### Dataset records
▬▬▬▬▬▬▬▬▬▬
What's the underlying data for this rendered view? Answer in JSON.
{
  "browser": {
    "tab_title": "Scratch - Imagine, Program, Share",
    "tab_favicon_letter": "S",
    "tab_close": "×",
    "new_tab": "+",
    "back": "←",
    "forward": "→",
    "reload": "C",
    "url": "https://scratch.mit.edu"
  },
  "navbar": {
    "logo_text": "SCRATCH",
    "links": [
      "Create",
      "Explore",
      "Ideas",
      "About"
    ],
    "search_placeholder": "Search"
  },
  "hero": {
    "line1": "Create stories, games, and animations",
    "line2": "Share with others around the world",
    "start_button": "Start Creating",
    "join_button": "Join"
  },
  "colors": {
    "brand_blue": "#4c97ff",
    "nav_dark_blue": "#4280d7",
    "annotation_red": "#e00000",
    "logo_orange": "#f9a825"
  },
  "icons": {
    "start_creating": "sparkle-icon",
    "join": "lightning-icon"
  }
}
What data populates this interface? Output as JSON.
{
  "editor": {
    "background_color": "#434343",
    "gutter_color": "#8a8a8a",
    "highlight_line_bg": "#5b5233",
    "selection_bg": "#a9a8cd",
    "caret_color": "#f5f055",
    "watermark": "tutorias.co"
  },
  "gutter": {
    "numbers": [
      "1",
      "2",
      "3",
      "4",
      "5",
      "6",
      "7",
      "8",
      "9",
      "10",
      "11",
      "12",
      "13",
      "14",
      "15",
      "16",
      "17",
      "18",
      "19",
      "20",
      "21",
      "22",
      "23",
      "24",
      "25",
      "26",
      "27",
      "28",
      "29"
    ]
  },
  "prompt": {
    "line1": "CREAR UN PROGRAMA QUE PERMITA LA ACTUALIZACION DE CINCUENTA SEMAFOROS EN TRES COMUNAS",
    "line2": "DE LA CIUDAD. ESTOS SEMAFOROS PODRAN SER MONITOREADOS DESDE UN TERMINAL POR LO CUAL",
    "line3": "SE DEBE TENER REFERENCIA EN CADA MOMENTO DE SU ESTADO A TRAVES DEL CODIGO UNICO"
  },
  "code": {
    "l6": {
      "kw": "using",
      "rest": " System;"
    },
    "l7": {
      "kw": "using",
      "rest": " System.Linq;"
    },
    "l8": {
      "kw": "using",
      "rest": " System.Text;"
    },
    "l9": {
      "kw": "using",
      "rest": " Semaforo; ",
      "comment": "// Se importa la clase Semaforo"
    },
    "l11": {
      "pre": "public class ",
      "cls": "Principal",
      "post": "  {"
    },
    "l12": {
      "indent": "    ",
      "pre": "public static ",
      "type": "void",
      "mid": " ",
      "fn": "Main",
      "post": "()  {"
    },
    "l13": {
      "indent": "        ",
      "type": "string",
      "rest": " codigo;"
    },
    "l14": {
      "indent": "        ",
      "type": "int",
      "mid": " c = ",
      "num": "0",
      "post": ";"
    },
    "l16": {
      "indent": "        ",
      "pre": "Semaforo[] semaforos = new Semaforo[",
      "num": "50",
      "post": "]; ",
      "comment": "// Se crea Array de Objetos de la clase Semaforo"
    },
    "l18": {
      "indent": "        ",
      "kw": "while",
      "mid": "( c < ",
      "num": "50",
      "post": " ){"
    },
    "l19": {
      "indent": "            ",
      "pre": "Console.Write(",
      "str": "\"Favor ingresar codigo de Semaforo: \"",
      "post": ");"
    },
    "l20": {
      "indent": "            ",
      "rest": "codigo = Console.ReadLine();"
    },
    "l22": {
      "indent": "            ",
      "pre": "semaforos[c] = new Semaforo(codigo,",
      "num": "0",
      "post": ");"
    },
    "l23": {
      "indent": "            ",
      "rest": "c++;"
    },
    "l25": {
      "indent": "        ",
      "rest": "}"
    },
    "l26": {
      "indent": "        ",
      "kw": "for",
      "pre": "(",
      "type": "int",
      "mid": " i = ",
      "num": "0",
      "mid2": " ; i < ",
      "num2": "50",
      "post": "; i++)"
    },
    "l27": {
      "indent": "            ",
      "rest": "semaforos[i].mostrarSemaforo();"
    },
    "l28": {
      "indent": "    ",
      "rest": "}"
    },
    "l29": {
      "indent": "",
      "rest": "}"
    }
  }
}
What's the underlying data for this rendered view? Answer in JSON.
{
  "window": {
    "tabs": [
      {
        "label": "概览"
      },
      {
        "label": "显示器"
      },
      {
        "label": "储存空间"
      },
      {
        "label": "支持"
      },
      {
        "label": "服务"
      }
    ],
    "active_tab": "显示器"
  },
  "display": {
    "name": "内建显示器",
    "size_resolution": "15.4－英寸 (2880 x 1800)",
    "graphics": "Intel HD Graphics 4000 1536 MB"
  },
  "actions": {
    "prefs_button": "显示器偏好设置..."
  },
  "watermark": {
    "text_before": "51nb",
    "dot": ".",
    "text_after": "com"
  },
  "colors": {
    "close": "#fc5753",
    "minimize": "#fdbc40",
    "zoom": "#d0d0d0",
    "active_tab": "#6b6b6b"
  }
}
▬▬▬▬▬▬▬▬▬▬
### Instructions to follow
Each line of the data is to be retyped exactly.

### Task solution
What's the underlying data for this rendered view? Answer in JSON.
{
  "browser": {
    "tab_title": "Scratch - Imagine, Program, Share",
    "tab_favicon_letter": "S",
    "tab_close": "×",
    "new_tab": "+",
    "back": "←",
    "forward": "→",
    "reload": "C",
    "url": "https://scratch.mit.edu"
  },
  "navbar": {
    "logo_text": "SCRATCH",
    "links": [
      "Create",
      "Explore",
      "Ideas",
      "About"
    ],
    "search_placeholder": "Search"
  },
  "hero": {
    "line1": "Create stories, games, and animations",
    "line2": "Share with others around the world",
    "start_button": "Start Creating",
    "join_button": "Join"
  },
  "colors": {
    "brand_blue": "#4c97ff",
    "nav_dark_blue": "#4280d7",
    "annotation_red": "#e00000",
    "logo_orange": "#f9a825"
  },
  "icons": {
    "start_creating": "sparkle-icon",
    "join": "lightning-icon"
  }
}
What data populates this interface? Output as JSON.
{
  "editor": {
    "background_color": "#434343",
    "gutter_color": "#8a8a8a",
    "highlight_line_bg": "#5b5233",
    "selection_bg": "#a9a8cd",
    "caret_color": "#f5f055",
    "watermark": "tutorias.co"
  },
  "gutter": {
    "numbers": [
      "1",
      "2",
      "3",
      "4",
      "5",
      "6",
      "7",
      "8",
      "9",
      "10",
      "11",
      "12",
      "13",
      "14",
      "15",
      "16",
      "17",
      "18",
      "19",
      "20",
      "21",
      "22",
      "23",
      "24",
      "25",
      "26",
      "27",
      "28",
      "29"
    ]
  },
  "prompt": {
    "line1": "CREAR UN PROGRAMA QUE PERMITA LA ACTUALIZACION DE CINCUENTA SEMAFOROS EN TRES COMUNAS",
    "line2": "DE LA CIUDAD. ESTOS SEMAFOROS PODRAN SER MONITOREADOS DESDE UN TERMINAL POR LO CUAL",
    "line3": "SE DEBE TENER REFERENCIA EN CADA MOMENTO DE SU ESTADO A TRAVES DEL CODIGO UNICO"
  },
  "code": {
    "l6": {
      "kw": "using",
      "rest": " System;"
    },
    "l7": {
      "kw": "using",
      "rest": " System.Linq;"
    },
    "l8": {
      "kw": "using",
      "rest": " System.Text;"
    },
    "l9": {
      "kw": "using",
      "rest": " Semaforo; ",
      "comment": "// Se importa la clase Semaforo"
    },
    "l11": {
      "pre": "public class ",
      "cls": "Principal",
      "post": "  {"
    },
    "l12": {
      "indent": "    ",
      "pre": "public static ",
      "type": "void",
      "mid": " ",
      "fn": "Main",
      "post": "()  {"
    },
    "l13": {
      "indent": "        ",
      "type": "string",
      "rest": " codigo;"
    },
    "l14": {
      "indent": "        ",
      "type": "int",
      "mid": " c = ",
      "num": "0",
      "post": ";"
    },
    "l16": {
      "indent": "        ",
      "pre": "Semaforo[] semaforos = new Semaforo[",
      "num": "50",
      "post": "]; ",
      "comment": "// Se crea Array de Objetos de la clase Semaforo"
    },
    "l18": {
      "indent": "        ",
      "kw": "while",
      "mid": "( c < ",
      "num": "50",
      "post": " ){"
    },
    "l19": {
      "indent": "            ",
      "pre": "Console.Write(",
      "str": "\"Favor ingresar codigo de Semaforo: \"",
      "post": ");"
    },
    "l20": {
      "indent": "            ",
      "rest": "codigo = Console.ReadLine();"
    },
    "l22": {
      "indent": "            ",
      "pre": "semaforos[c] = new Semaforo(codigo,",
      "num": "0",
      "post": ");"
    },
    "l23": {
      "indent": "            ",
      "rest": "c++;"
    },
    "l25": {
      "indent": "        ",
      "rest": "}"
    },
    "l26": {
      "indent": "        ",
      "kw": "for",
      "pre": "(",
      "type": "int",
      "mid": " i = ",
      "num": "0",
      "mid2": " ; i < ",
      "num2": "50",
      "post": "; i++)"
    },
    "l27": {
      "indent": "            ",
      "rest": "semaforos[i].mostrarSemaforo();"
    },
    "l28": {
      "indent": "    ",
      "rest": "}"
    },
    "l29": {
      "indent": "",
      "rest": "}"
    }
  }
}
What's the underlying data for this rendered view? Answer in JSON.
{
  "window": {
    "tabs": [
      {
        "label": "概览"
      },
      {
        "label": "显示器"
      },
      {
        "label": "储存空间"
      },
      {
        "label": "支持"
      },
      {
        "label": "服务"
      }
    ],
    "active_tab": "显示器"
  },
  "display": {
    "name": "内建显示器",
    "size_resolution": "15.4－英寸 (2880 x 1800)",
    "graphics": "Intel HD Graphics 4000 1536 MB"
  },
  "actions": {
    "prefs_button": "显示器偏好设置..."
  },
  "watermark": {
    "text_before": "51nb",
    "dot": ".",
    "text_after": "com"
  },
  "colors": {
    "close": "#fc5753",
    "minimize": "#fdbc40",
    "zoom": "#d0d0d0",
    "active_tab": "#6b6b6b"
  }
}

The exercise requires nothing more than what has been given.